Mahongwe Bwiti Figure
Wood, metal, patina of age.
13.5 inches tall (34.3 cm)
Early 20th Century.
No known exhibitions
No known publications
The primary religion of the Mahongwe was a well-defined ancestor cult. predecessors’ corpses were buried in the forest. After a suitable interval, the skulls of prominent venerated predecessors were excavated and, as a sort of ‘second burial’, were placed in large baskets with other commemoration pieces. These baskets were sealed and preserved in special huts, considered sacred shrines. If the village was moved, the baskets containing the bones of the ancestors accompanied the tribe to the new location, where a new, sacred shrine was constructed.

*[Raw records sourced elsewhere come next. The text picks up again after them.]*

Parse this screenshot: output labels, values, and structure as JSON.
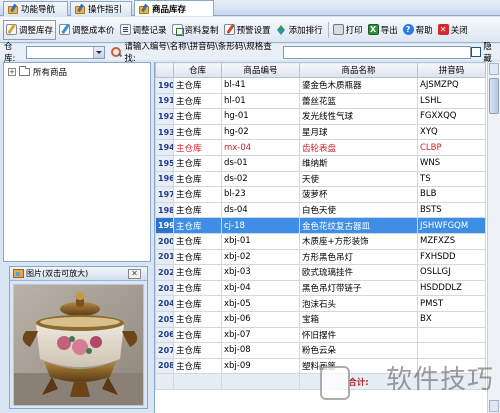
{
  "tabs": [
    {
      "label": "功能导航"
    },
    {
      "label": "操作指引"
    },
    {
      "label": "商品库存"
    }
  ],
  "toolbar": {
    "adjust_stock": "调整库存",
    "adjust_cost": "调整成本价",
    "adjust_records": "调整记录",
    "copy_data": "资料复制",
    "warning_settings": "预警设置",
    "sort": "添加排行",
    "print": "打印",
    "export": "导出",
    "help": "帮助",
    "close": "关闭"
  },
  "search": {
    "warehouse_label": "仓库:",
    "warehouse_value": "",
    "keyword_label": "请输入编号\\名称\\拼音码\\条形码\\规格查找:",
    "keyword_value": "",
    "hide_label": "隐藏"
  },
  "tree": {
    "root_label": "所有商品"
  },
  "picture_panel": {
    "title": "图片(双击可放大)"
  },
  "table": {
    "headers": [
      "",
      "仓库",
      "商品编号",
      "商品名称",
      "拼音码"
    ],
    "rows": [
      {
        "n": "190",
        "wh": "主仓库",
        "code": "bl-41",
        "name": "鎏金色木质瓶器",
        "py": "AJSMZPQ"
      },
      {
        "n": "191",
        "wh": "主仓库",
        "code": "hl-01",
        "name": "蕾丝花篮",
        "py": "LSHL"
      },
      {
        "n": "192",
        "wh": "主仓库",
        "code": "hg-01",
        "name": "发光线性气球",
        "py": "FGXXQQ"
      },
      {
        "n": "193",
        "wh": "主仓库",
        "code": "hg-02",
        "name": "星月球",
        "py": "XYQ"
      },
      {
        "n": "194",
        "wh": "主仓库",
        "code": "mx-04",
        "name": "齿轮表盘",
        "py": "CLBP"
      },
      {
        "n": "195",
        "wh": "主仓库",
        "code": "ds-01",
        "name": "维纳斯",
        "py": "WNS"
      },
      {
        "n": "196",
        "wh": "主仓库",
        "code": "ds-02",
        "name": "天使",
        "py": "TS"
      },
      {
        "n": "197",
        "wh": "主仓库",
        "code": "bl-23",
        "name": "菠萝杯",
        "py": "BLB"
      },
      {
        "n": "198",
        "wh": "主仓库",
        "code": "ds-04",
        "name": "白色天使",
        "py": "BSTS"
      },
      {
        "n": "199",
        "wh": "主仓库",
        "code": "cj-18",
        "name": "金色花纹复古器皿",
        "py": "JSHWFGQM"
      },
      {
        "n": "200",
        "wh": "主仓库",
        "code": "xbj-01",
        "name": "木质座+方形装饰",
        "py": "MZFXZS"
      },
      {
        "n": "201",
        "wh": "主仓库",
        "code": "xbj-02",
        "name": "方形黑色吊灯",
        "py": "FXHSDD"
      },
      {
        "n": "202",
        "wh": "主仓库",
        "code": "xbj-03",
        "name": "欧式琉璃挂件",
        "py": "OSLLGJ"
      },
      {
        "n": "203",
        "wh": "主仓库",
        "code": "xbj-04",
        "name": "黑色吊灯带链子",
        "py": "HSDDDLZ"
      },
      {
        "n": "204",
        "wh": "主仓库",
        "code": "xbj-05",
        "name": "泡沫石头",
        "py": "PMST"
      },
      {
        "n": "205",
        "wh": "主仓库",
        "code": "xbj-06",
        "name": "宝箱",
        "py": "BX"
      },
      {
        "n": "206",
        "wh": "主仓库",
        "code": "xbj-07",
        "name": "怀旧摆件",
        "py": ""
      },
      {
        "n": "207",
        "wh": "主仓库",
        "code": "xbj-08",
        "name": "粉色云朵",
        "py": ""
      },
      {
        "n": "208",
        "wh": "主仓库",
        "code": "xbj-09",
        "name": "塑料画筐",
        "py": ""
      }
    ],
    "total_label": "合计:",
    "selected_row": "199",
    "highlight_row": "194"
  },
  "watermark": "软件技巧",
  "colors": {
    "selection": "#3f8ee6",
    "alert_text": "#d8202a",
    "row_number": "#223a8a"
  }
}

On each of these baskets containing the ancestor’s bones, a reliquary guardian figure carved from wood and covered with brass plates or copper strips towered over each basket.
According to Dr. Louis Perrois (France), one of the greatest connoisseurs of the art of Gabon, “many reliquary guardian figures of this type were collected during the 1920s and 30s.